American White Pelican colonies are occasionally poisoned when people use pesticides in close proximity to their habitat. Photo by Emil Baumbach
Arctic Terns undertake the longest migration in the animal kingdom, the longest being 91 000km. Photo by Anthony Roberts
The Black-rumped Flameback is native to India and parts of Pakistan. Photo by Sathya Vagale
When rodents are plentiful, Black-winged Kites breed prolifically. Photo by Vipul Patel
The Black-winged Stilt has the longest legs in the animal kingdom, in relation to its body size. Photo by Nishant Vyas
There is much debate around the taxonomy of the Black-throated Parrotbill. Experts recognize 10 sub-species within this species. Photo by Swarnendu Biswas
The Common Kestrel occurs in Europe, Asia and Africa. Photo by Tapas Kundu
Green-winged Pytilia generally have a red face but this uncommon yellow morph has a yellow face. This was photographed in Kimberley, South Africa by Brian Culver
Indian Coursers choose habitats where the grass is not taller than them, else their view is obstructed. Photo by Ram Vaidyanathan
The Indian Peafowl is the national bird of India. Photo by Harshad Nehate
The call of the Indian Spot-billed Duck is very similar to that of the Mallard. Photo by Pranesh Kodancha
The Isabelline Wheatear breeds in Russia and central Asia, migrating to Africa and India for the winter. Photo by Nitin Madan
This is a female Indian Peafowl, called a peahen. This species has been introduced to many countries across the globe. Photo by Bidyut De
The Javan Banded Pitta is native to Indonesia and its preferred habitat is moist lowland forest. Photo by Mohit Kumar Ghatak
This juvenile Eurasian Dotterel was raised by its father, the females are not involved in rearing chicks. Photo by Jörg Asmus
The Klaas’s Cuckoo is known to be a brood parasite of at least 18 different species. Photo by Fenton Cotterill
This juvenile Lesser Flamingo lacks the pink colouration of the adults. Photo by Jaidevsinh Rathod
Breeding Paddyfield Pipits may pretend to be injured to put off predators. Photo by Ämbar Chakraborty
The Red-whiskered Bulbul, native to Asia, was successfully introduced to Australia in 1880. Photo by Kamal Hari Menon

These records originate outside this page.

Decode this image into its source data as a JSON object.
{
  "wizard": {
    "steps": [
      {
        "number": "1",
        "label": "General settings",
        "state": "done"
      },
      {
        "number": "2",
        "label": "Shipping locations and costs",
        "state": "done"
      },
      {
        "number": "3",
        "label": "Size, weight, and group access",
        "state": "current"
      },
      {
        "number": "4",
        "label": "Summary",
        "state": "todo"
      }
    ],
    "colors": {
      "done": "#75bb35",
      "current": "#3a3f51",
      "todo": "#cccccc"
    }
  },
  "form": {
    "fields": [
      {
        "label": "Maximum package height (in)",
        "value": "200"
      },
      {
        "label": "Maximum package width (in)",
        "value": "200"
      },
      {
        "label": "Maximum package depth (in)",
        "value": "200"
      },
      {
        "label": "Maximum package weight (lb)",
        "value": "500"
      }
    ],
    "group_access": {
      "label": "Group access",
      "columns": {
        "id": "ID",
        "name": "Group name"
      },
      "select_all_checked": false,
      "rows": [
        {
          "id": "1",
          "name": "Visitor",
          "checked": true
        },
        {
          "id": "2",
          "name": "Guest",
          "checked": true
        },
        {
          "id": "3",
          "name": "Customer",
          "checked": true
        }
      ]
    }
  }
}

The Short-eared Owl occurs on every continent except Australia and Antarctica. Photo by Vipin Sharma
The Siberian Stonechat’s scientific name, Saxicola maurus, means ‘dark rock dweller’. Photo by Debanshu Mukherjee
The Verditer Flycatcher forages above the forest canopy. Photo by Sujoy Dasgupta
The White-throated Bee-eater breeds in the semi-desert habitats of the Sahara and then completely switches habitat during the winter to the equatorial rainforest of Africa. Photo by Caroline Muchekehu.
The Wood Stork is the only stork which breeds in North America. Photo by Leslie Reagan
The Yellow Bittern breeds in reed beds. Photo by Tahir Abbas Awan
Edited by Christie Craig, Campaign Manager
Our mission is to build a global community around the freedom and beauty of birds in the wild as ambassadors for the natural ecosystems that they depend upon. They are the music, decoration and character of every terrestrial habitat on the planet and have been around since the dinosaurs. They are the witnesses and ambassadors of the awesome power of nature. The wide availability of good, cheap optics has opened their world to us for the last few decades. Amazing, affordable DSLR cameras with long lenses are delivery brilliant digital bird imagery to online communities.
We are in a day-and-age during which more bird species are threatened with extinction than ever before. The Wild Birds! Revolution aims to publish the “Top 25 Wild Bird Photographs of the Week” to 1 million people every week by the end of the year. That is a revolution that will change the world! Join thousands of other weekend naturalists, photographers, birders, experts, hikers, nature-lovers, guides, scientists, conservationists and artists that share the thousands of wild bird photographs submitted to the Wild Bird Trust website and Facebook page. Thousands of wild bird enthusiasts are going out everyday to photograph our planet’s beautiful birdlife. Pick up your camera, fill your bird feeder, open your heart, and join the Wild Birds! Revolution!!